▶ [TASK REQUIREMENTS]: Every line of the data must appear again in the answer, exactly as written.

──────── SUPPLIED RECORDS

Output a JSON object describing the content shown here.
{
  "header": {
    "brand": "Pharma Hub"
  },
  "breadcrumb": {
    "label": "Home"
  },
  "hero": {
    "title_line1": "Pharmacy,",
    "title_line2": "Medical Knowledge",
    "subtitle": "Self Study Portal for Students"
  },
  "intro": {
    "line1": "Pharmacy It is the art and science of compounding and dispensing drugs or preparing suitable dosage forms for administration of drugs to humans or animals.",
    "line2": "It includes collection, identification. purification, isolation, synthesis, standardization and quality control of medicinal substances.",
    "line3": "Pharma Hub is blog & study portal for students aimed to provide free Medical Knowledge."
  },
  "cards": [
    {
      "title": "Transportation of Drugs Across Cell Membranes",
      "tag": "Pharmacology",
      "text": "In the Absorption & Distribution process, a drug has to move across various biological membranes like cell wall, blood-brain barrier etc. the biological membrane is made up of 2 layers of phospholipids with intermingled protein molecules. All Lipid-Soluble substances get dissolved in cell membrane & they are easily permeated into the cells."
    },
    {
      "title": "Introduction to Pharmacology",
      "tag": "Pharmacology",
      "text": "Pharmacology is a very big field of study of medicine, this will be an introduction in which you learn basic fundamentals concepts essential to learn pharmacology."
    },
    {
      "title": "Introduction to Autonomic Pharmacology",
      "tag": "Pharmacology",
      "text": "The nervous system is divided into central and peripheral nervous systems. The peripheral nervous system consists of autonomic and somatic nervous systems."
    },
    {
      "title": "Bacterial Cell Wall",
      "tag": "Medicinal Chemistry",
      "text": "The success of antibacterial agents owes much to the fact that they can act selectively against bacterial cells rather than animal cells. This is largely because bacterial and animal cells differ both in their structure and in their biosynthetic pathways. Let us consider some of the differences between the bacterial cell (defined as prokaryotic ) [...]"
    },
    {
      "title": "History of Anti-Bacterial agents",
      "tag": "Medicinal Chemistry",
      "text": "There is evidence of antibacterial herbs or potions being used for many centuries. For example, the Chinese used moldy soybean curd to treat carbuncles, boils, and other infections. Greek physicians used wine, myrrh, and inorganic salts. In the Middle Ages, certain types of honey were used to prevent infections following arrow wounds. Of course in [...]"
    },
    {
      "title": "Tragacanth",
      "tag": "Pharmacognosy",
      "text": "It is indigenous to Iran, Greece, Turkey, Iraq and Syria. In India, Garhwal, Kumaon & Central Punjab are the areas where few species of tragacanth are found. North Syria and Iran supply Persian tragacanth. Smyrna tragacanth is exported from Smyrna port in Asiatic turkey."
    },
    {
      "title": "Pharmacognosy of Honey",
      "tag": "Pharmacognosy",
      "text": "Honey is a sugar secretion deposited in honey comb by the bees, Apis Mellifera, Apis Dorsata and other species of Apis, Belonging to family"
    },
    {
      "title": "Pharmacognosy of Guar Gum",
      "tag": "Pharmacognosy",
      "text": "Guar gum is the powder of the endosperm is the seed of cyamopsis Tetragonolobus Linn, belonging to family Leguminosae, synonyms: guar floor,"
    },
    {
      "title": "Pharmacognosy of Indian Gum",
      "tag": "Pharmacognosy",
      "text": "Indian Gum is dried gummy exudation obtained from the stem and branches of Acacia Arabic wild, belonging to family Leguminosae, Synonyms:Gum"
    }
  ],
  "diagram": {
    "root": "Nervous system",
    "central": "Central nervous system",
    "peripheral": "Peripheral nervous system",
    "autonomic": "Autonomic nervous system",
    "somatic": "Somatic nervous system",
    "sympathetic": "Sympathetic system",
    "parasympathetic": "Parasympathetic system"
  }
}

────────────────

▶ [REPLY]:
Output a JSON object describing the content shown here.
{
  "header": {
    "brand": "Pharma Hub"
  },
  "breadcrumb": {
    "label": "Home"
  },
  "hero": {
    "title_line1": "Pharmacy,",
    "title_line2": "Medical Knowledge",
    "subtitle": "Self Study Portal for Students"
  },
  "intro": {
    "line1": "Pharmacy It is the art and science of compounding and dispensing drugs or preparing suitable dosage forms for administration of drugs to humans or animals.",
    "line2": "It includes collection, identification. purification, isolation, synthesis, standardization and quality control of medicinal substances.",
    "line3": "Pharma Hub is blog & study portal for students aimed to provide free Medical Knowledge."
  },
  "cards": [
    {
      "title": "Transportation of Drugs Across Cell Membranes",
      "tag": "Pharmacology",
      "text": "In the Absorption & Distribution process, a drug has to move across various biological membranes like cell wall, blood-brain barrier etc. the biological membrane is made up of 2 layers of phospholipids with intermingled protein molecules. All Lipid-Soluble substances get dissolved in cell membrane & they are easily permeated into the cells."
    },
    {
      "title": "Introduction to Pharmacology",
      "tag": "Pharmacology",
      "text": "Pharmacology is a very big field of study of medicine, this will be an introduction in which you learn basic fundamentals concepts essential to learn pharmacology."
    },
    {
      "title": "Introduction to Autonomic Pharmacology",
      "tag": "Pharmacology",
      "text": "The nervous system is divided into central and peripheral nervous systems. The peripheral nervous system consists of autonomic and somatic nervous systems."
    },
    {
      "title": "Bacterial Cell Wall",
      "tag": "Medicinal Chemistry",
      "text": "The success of antibacterial agents owes much to the fact that they can act selectively against bacterial cells rather than animal cells. This is largely because bacterial and animal cells differ both in their structure and in their biosynthetic pathways. Let us consider some of the differences between the bacterial cell (defined as prokaryotic ) [...]"
    },
    {
      "title": "History of Anti-Bacterial agents",
      "tag": "Medicinal Chemistry",
      "text": "There is evidence of antibacterial herbs or potions being used for many centuries. For example, the Chinese used moldy soybean curd to treat carbuncles, boils, and other infections. Greek physicians used wine, myrrh, and inorganic salts. In the Middle Ages, certain types of honey were used to prevent infections following arrow wounds. Of course in [...]"
    },
    {
      "title": "Tragacanth",
      "tag": "Pharmacognosy",
      "text": "It is indigenous to Iran, Greece, Turkey, Iraq and Syria. In India, Garhwal, Kumaon & Central Punjab are the areas where few species of tragacanth are found. North Syria and Iran supply Persian tragacanth. Smyrna tragacanth is exported from Smyrna port in Asiatic turkey."
    },
    {
      "title": "Pharmacognosy of Honey",
      "tag": "Pharmacognosy",
      "text": "Honey is a sugar secretion deposited in honey comb by the bees, Apis Mellifera, Apis Dorsata and other species of Apis, Belonging to family"
    },
    {
      "title": "Pharmacognosy of Guar Gum",
      "tag": "Pharmacognosy",
      "text": "Guar gum is the powder of the endosperm is the seed of cyamopsis Tetragonolobus Linn, belonging to family Leguminosae, synonyms: guar floor,"
    },
    {
      "title": "Pharmacognosy of Indian Gum",
      "tag": "Pharmacognosy",
      "text": "Indian Gum is dried gummy exudation obtained from the stem and branches of Acacia Arabic wild, belonging to family Leguminosae, Synonyms:Gum"
    }
  ],
  "diagram": {
    "root": "Nervous system",
    "central": "Central nervous system",
    "peripheral": "Peripheral nervous system",
    "autonomic": "Autonomic nervous system",
    "somatic": "Somatic nervous system",
    "sympathetic": "Sympathetic system",
    "parasympathetic": "Parasympathetic system"
  }
}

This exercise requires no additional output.